**Exercise goal:** Copy every line from the one that holds "Give me the" to the end of the records below, exactly and with nothing else, but without any pictures.

**Component data from apps and pages:**
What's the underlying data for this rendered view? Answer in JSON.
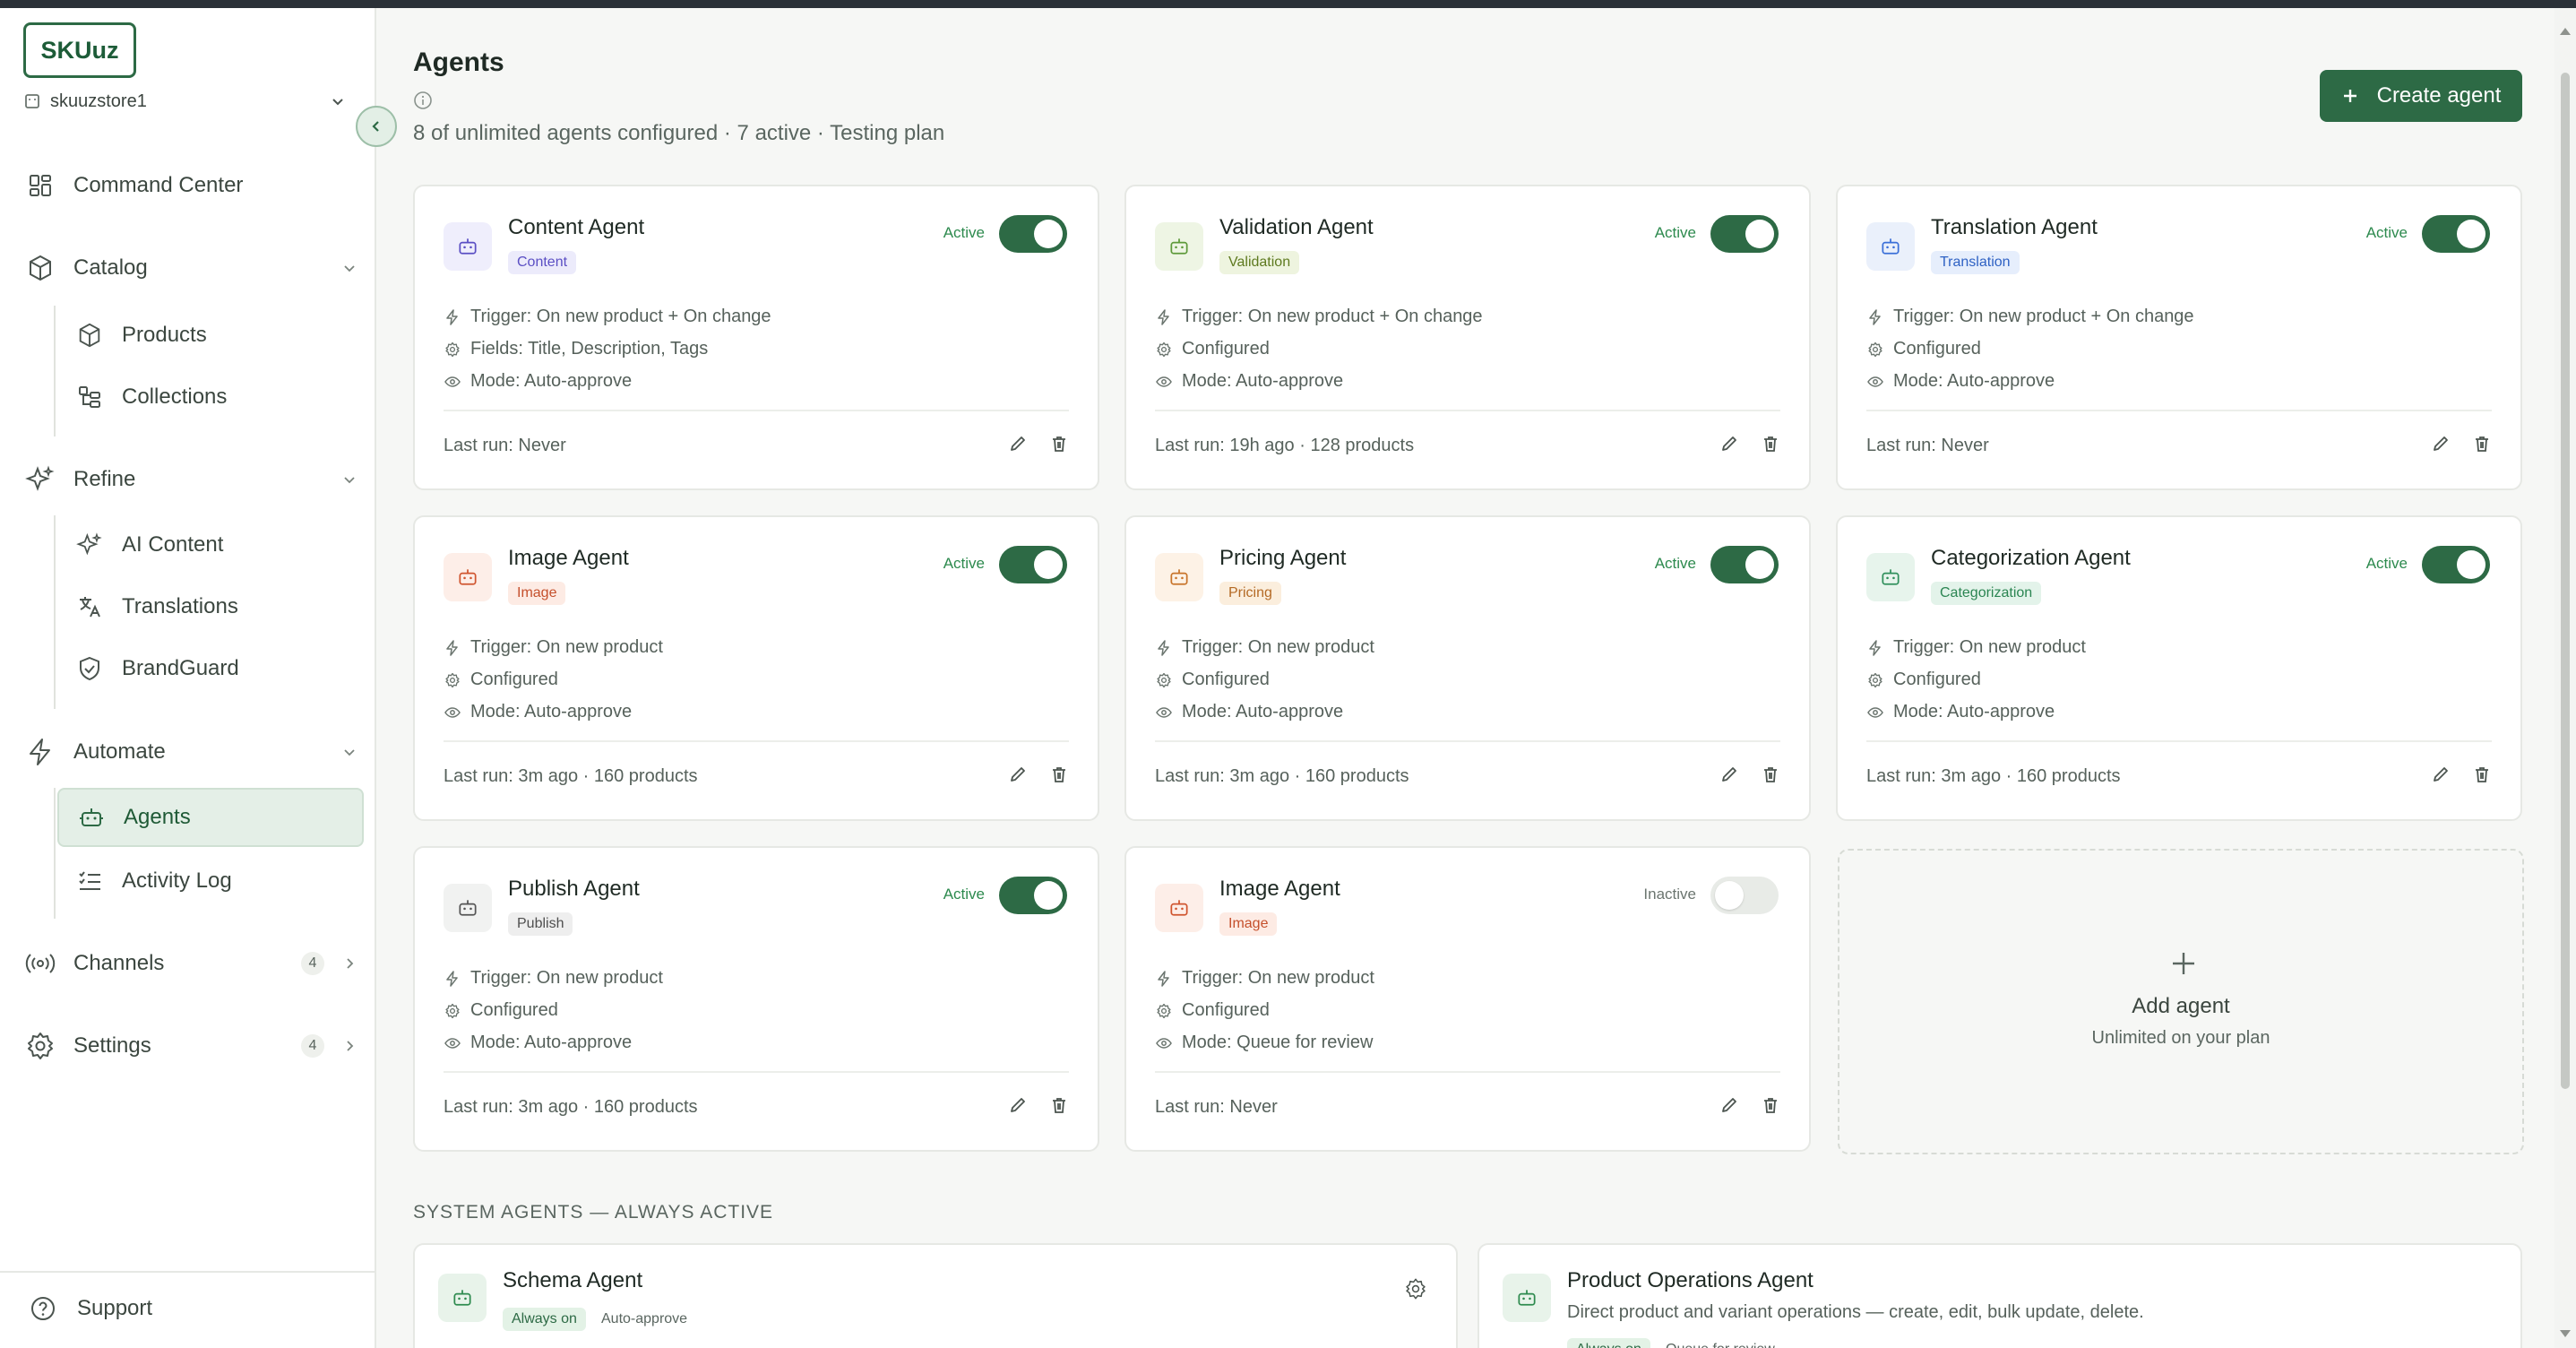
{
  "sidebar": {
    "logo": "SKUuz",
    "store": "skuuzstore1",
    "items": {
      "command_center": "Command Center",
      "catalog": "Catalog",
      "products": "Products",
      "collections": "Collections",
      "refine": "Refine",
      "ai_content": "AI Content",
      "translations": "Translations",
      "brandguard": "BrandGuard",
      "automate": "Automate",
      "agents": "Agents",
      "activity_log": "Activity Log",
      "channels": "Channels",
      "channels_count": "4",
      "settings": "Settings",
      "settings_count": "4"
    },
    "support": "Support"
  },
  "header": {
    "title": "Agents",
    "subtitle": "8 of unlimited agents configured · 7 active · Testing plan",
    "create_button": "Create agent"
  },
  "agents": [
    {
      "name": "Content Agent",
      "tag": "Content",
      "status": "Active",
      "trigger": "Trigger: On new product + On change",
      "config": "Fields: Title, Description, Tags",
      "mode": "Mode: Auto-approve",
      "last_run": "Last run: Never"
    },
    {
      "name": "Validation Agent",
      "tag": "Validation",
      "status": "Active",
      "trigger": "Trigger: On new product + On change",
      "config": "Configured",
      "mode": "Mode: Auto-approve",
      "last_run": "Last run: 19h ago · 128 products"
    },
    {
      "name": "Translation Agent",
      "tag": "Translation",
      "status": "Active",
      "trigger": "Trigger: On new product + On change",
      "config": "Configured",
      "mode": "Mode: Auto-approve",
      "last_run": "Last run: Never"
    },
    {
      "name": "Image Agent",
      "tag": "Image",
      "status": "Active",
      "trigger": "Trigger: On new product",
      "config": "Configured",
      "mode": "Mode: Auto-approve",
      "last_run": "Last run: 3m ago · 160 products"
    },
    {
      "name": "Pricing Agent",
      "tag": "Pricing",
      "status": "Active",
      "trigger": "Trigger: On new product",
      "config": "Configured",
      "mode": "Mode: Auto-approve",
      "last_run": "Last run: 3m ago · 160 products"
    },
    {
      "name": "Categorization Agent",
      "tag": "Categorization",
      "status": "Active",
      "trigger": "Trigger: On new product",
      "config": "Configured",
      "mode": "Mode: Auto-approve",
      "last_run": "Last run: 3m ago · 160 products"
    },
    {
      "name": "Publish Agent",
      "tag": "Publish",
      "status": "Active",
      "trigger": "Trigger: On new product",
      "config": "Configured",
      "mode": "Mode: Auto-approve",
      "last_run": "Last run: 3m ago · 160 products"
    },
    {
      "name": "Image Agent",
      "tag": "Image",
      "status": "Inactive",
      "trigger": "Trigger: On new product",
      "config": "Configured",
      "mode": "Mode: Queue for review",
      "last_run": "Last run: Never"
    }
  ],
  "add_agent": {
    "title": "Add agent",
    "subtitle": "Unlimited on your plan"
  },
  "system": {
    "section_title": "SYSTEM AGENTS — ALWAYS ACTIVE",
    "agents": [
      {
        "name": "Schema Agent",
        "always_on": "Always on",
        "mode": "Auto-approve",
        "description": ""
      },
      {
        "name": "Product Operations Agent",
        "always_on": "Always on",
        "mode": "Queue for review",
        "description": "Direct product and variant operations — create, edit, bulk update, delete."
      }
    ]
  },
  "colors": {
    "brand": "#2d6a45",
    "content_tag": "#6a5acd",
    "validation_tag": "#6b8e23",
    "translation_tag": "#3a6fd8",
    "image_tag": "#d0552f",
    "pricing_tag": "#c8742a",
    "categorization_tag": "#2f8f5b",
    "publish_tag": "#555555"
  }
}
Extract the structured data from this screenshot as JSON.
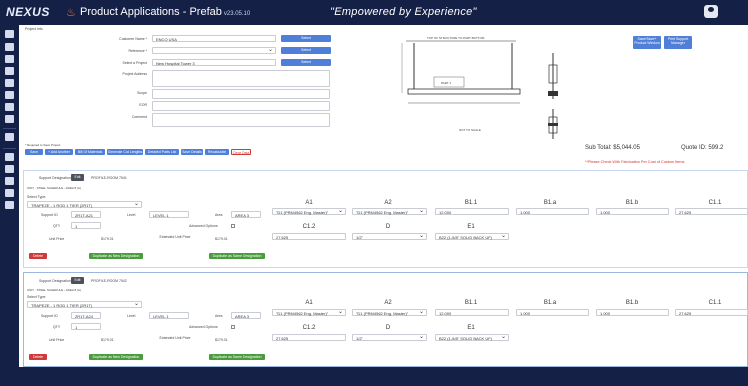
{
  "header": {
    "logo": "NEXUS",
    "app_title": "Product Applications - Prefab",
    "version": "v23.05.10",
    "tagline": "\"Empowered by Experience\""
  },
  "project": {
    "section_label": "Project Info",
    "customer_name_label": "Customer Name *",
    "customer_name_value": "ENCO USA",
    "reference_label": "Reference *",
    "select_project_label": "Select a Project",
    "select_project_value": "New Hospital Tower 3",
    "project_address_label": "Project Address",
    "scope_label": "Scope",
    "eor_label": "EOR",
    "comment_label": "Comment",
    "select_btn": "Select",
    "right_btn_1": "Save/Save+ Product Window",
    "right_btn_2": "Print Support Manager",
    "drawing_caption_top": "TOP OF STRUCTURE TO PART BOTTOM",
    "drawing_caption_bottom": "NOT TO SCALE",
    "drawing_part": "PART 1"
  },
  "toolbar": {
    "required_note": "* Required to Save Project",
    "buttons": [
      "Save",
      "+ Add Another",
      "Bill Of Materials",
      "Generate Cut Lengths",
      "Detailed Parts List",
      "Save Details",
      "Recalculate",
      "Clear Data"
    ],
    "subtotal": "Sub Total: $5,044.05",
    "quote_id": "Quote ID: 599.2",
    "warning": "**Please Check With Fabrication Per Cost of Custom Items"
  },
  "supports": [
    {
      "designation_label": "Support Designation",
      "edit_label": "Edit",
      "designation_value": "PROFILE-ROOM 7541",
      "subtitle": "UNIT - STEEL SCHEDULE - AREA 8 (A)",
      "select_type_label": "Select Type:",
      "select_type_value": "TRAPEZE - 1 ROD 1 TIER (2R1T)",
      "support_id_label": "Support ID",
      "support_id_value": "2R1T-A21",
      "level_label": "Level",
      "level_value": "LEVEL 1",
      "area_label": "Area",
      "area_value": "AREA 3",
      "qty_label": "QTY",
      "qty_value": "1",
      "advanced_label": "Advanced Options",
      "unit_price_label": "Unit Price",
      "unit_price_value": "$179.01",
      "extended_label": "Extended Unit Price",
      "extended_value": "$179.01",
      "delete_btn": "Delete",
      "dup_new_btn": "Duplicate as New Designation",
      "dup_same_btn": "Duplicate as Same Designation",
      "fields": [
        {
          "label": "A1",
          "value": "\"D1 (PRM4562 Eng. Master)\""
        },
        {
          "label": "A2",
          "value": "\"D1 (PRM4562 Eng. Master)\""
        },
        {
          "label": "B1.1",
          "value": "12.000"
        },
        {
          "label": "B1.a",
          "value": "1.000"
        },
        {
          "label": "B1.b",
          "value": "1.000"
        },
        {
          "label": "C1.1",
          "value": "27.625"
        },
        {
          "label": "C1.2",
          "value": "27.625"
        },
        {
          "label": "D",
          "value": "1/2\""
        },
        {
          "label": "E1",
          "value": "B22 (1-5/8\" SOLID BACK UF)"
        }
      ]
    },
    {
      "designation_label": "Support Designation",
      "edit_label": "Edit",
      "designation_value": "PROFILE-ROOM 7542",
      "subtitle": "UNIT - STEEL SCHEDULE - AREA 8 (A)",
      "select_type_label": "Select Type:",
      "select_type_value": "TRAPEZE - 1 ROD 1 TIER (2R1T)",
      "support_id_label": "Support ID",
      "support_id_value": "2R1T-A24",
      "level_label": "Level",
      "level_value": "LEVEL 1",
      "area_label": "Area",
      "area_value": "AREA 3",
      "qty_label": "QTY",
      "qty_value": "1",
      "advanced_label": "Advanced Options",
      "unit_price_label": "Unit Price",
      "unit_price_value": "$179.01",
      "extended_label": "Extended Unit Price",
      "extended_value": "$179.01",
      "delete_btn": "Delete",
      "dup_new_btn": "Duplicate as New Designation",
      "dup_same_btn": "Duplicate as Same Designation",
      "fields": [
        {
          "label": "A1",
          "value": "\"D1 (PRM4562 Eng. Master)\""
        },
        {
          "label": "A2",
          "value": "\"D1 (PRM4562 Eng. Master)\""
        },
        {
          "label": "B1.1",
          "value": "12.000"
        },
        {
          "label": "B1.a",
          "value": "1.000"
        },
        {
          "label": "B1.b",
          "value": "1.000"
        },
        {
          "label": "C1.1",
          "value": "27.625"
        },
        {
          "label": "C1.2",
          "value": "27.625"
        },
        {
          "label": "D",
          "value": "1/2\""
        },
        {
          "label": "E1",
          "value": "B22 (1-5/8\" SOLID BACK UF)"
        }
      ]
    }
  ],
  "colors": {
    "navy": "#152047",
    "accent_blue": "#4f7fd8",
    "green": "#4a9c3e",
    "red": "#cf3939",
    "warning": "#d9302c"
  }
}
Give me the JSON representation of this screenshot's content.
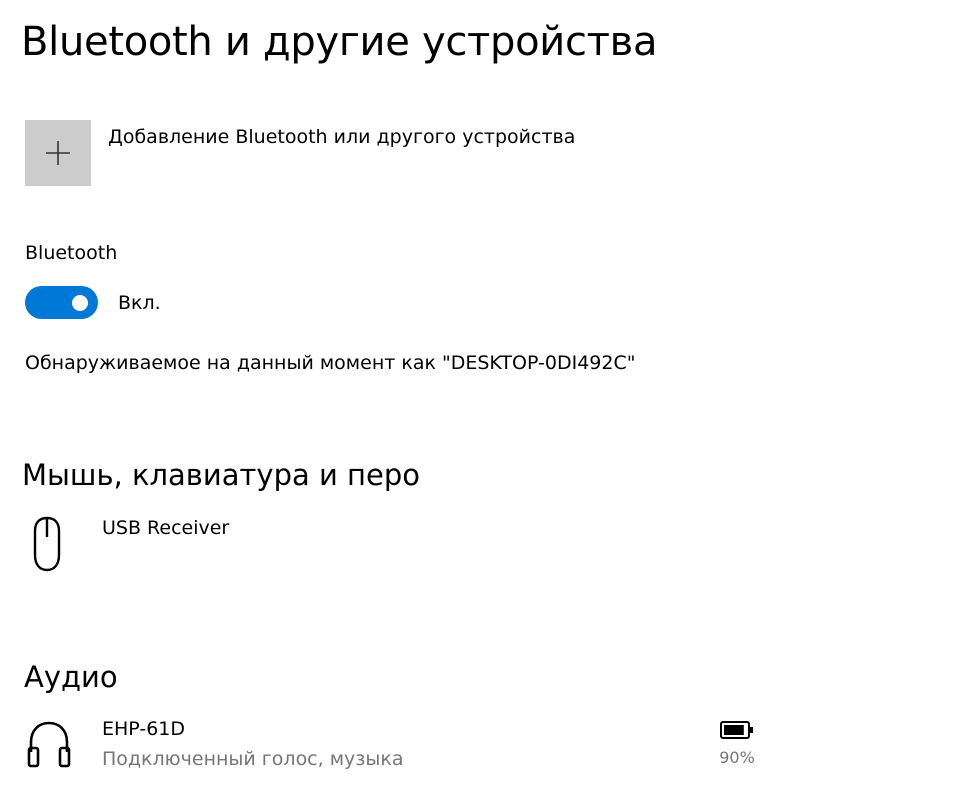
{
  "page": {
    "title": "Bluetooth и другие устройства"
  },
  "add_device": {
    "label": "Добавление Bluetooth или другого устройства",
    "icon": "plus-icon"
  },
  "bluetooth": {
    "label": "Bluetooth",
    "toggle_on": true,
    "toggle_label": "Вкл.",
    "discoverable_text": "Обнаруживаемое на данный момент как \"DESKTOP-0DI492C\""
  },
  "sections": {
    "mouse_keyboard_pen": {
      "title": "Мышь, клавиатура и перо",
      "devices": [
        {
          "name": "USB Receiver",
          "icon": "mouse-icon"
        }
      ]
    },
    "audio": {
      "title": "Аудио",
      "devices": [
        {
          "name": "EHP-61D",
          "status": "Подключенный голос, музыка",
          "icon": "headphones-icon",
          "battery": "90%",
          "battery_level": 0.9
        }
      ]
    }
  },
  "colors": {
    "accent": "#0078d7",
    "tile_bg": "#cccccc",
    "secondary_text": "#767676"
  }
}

**Reply to the task:**
Give me the JSON representation of this screenshot's content.
{
  "page": {
    "title": "Bluetooth и другие устройства"
  },
  "add_device": {
    "label": "Добавление Bluetooth или другого устройства",
    "icon": "plus-icon"
  },
  "bluetooth": {
    "label": "Bluetooth",
    "toggle_on": true,
    "toggle_label": "Вкл.",
    "discoverable_text": "Обнаруживаемое на данный момент как \"DESKTOP-0DI492C\""
  },
  "sections": {
    "mouse_keyboard_pen": {
      "title": "Мышь, клавиатура и перо",
      "devices": [
        {
          "name": "USB Receiver",
          "icon": "mouse-icon"
        }
      ]
    },
    "audio": {
      "title": "Аудио",
      "devices": [
        {
          "name": "EHP-61D",
          "status": "Подключенный голос, музыка",
          "icon": "headphones-icon",
          "battery": "90%",
          "battery_level": 0.9
        }
      ]
    }
  },
  "colors": {
    "accent": "#0078d7",
    "tile_bg": "#cccccc",
    "secondary_text": "#767676"
  }
}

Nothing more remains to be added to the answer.